Dioscorea digitata Mill.
Dioscorea globifera R.Knuth
Dioscorea jacquemontii Hook.f.
Dioscorea kleiniana Kunth
Dioscorea spinosa Burm.
Dioscorea triphylla L.
Hamatris triphylla (L.) Salisb.
Ubium quadrifarium J.F.Gmel.
Ubium scandens J.St.-Hil.
Common Name: Buck Yam
Buck yam is a perennial climbing plant producing annual stems from a perennial rootstock. These stems scramble over the ground, or twine into the surrounding vegetation[
The plant is widely cultivated in tropical areas of Asia for its edible root[
]. It is also harvested from the wild because its slender tubers render its cultivation more difficult[
Edible species of Dioscorea have opposite leaves whilst poisonous species have alternate leaves[
Southeastern Asia - Indian subcontinent, China, through southeast Asia to Australia and Pacific Isl.
Scrub forests, forest margins; at elevations of 500 - 1,500 metres in southern China[
|Cultivation Status||Cultivated, Wild
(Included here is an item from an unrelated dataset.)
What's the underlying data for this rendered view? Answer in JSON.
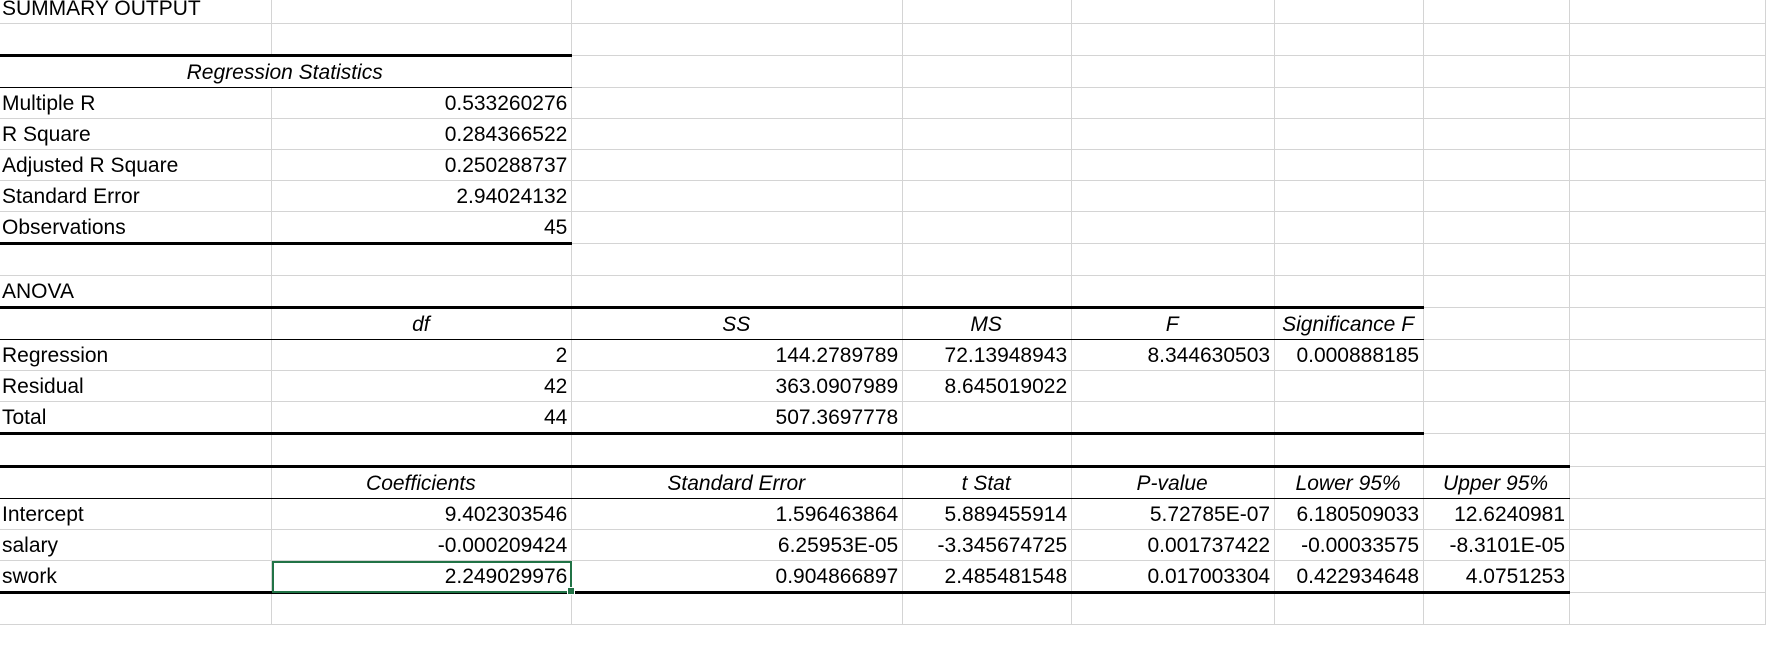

Plants grow best in lowland tropical areas with a temperature around 26 - 34°c; a well-defined dry season of 2 - 5 months; and a total rainfall of 1,300 - 1,700mm evenly distributed throughout the remainder of the year[
For best yields, this species requires a deep, well-drained, sandy loam that is not liable to water-logging[
Daylengths of more than 12 hours are preferred during the early growing season since this encourages vegetative growth; daylengths of less than 12 hours towards the end of the growing season will encourage tuber formation and development[
There are some named varieties[
An extremely widespread and variable species, with at least 16 varieties being recognised[
A dioecious species, both male and female plants need to be grown if seed is required.
Root - cooked[
]. The tubers weigh up to 2kg each[
]. The tubers, which creep along just beneath the soil surface, are sometimes very long (up to 1.3 metres) and thin[
Male inflorescences and young leaves are sometimes eaten[
The juice of the plant is applied to boils[
A decoction of the plant is applied to swellings[
Seed - not normally used to propagate this species.
Cuttings of tubers. Small tubers can be cut into 2 - 4 sections, larger ones into 6 - 8 sections. Each section should have 2 - 3 dormant buds. The cut tuber is often left in the sun for several hours to promote wound healing and reduce the risk of fungal infection[
If you have any useful information about this plant, please leave a comment. Comments have to be approved before they are shown here.